The WEAMS framework discussion paper attributes this inconsistency to several factors – program leadership, culture and systems – which appear to have undermined progress in WEE mainstreaming, stating that ‘many individuals within programmes realise what needs to be done [with regard to WEE], but the organisational ethos and supporting materials do not embody the principles and tools that can make this happen.

This case study adds new insights into existing guidance on WEE in MSD. It does by (1) examining widespread challenges to effective WEE mainstreaming in MSD programs, and (2) providing examples of how the Australia-Indonesia Partnership for Rural Economic Development (AIP-Rural) has tackled some of these challenges (see 1, 2 and 3, below) and continues to work on others (4, 5, 6):

  1. MSD program bias against WEE – an entrenched perception of WEE as socially rather than commercially driven. This gives MSD staff the licence to do the bare minimum to integrate WEE into program interventions and monitoring activities.
  2. Unrealistic WEE resource allocation for mainstreaming – understaffing and/or incorrect staffing (such as lack of relevant experience of WEE in MSD) of WEE positions on MSD programs.

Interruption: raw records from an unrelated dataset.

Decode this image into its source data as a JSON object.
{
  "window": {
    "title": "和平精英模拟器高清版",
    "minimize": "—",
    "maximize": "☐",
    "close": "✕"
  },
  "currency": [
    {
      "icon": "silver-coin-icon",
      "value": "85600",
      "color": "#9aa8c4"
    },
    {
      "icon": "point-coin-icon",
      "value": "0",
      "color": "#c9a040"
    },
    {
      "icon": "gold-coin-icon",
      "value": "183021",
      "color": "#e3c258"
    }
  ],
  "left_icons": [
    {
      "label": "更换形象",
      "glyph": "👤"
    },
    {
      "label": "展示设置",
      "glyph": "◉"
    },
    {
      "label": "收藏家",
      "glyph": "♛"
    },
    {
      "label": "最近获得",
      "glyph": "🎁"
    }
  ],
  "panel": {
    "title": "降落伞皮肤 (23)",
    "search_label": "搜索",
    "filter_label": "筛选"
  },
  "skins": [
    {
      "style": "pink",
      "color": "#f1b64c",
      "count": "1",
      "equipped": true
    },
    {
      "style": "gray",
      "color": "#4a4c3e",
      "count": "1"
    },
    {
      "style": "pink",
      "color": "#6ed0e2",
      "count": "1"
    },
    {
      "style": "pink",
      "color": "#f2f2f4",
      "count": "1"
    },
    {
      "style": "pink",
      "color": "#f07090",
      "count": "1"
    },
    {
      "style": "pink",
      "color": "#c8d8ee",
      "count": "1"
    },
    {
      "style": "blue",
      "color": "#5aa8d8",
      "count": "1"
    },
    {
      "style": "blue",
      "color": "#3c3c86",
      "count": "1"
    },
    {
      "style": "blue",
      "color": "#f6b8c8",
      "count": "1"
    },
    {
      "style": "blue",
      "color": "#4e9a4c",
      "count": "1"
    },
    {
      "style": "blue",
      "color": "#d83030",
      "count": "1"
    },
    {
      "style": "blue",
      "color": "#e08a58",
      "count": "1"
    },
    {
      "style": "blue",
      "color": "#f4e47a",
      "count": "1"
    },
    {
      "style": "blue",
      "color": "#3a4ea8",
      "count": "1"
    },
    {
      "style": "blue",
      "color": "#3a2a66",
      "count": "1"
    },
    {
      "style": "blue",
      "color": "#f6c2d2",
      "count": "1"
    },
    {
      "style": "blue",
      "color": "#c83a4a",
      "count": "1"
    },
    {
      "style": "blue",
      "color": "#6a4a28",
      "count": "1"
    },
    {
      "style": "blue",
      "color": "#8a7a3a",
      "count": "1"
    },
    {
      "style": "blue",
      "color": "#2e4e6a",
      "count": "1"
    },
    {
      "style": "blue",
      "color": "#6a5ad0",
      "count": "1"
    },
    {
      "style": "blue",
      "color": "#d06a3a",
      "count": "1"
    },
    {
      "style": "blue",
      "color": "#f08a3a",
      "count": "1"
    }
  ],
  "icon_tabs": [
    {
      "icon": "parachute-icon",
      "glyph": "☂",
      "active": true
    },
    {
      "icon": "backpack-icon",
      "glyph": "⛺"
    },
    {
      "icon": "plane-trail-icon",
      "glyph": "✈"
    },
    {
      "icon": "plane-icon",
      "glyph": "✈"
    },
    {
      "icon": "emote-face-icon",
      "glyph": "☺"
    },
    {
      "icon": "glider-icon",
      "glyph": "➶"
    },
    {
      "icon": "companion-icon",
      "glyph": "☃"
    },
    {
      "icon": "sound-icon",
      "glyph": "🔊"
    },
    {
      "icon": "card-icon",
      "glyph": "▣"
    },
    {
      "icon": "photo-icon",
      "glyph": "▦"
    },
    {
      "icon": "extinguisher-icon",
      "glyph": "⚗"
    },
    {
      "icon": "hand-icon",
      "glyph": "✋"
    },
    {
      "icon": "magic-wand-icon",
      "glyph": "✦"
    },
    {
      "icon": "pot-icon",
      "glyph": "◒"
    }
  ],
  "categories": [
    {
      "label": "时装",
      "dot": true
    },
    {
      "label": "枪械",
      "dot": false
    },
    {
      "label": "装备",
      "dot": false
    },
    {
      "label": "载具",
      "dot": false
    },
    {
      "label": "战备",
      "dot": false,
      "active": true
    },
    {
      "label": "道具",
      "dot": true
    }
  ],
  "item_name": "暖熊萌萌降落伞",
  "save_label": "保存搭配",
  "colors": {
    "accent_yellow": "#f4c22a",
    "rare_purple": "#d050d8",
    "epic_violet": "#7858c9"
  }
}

  3. Low senior leadership engagement with WEE – poor understanding of the importance of WEE and its consequent low prioritisation by senior management.
  4. Staff perception of their responsibility to ‘do’ WEE – WEE is rarely embedded within the daily activities of every staff member of MSD programs and is not perceived as everyone’s work.
  5. Limited staff capacity to integrate WEE considerations into the intervention design and implementation – staff difficulties in identifying and addressing the gendered constraints which inhibit women from participating in and benefiting from interventions facilitated by the program.
  6. Inadequate MRM systems to prove and improve the business case for WEE – limited efforts in collecting and presenting the relevant evidence to (1) demonstrate to business partners (and staff) the commercial benefits of inclusive practices within their business activities, and (2) facilitate improvements in program performance and impact.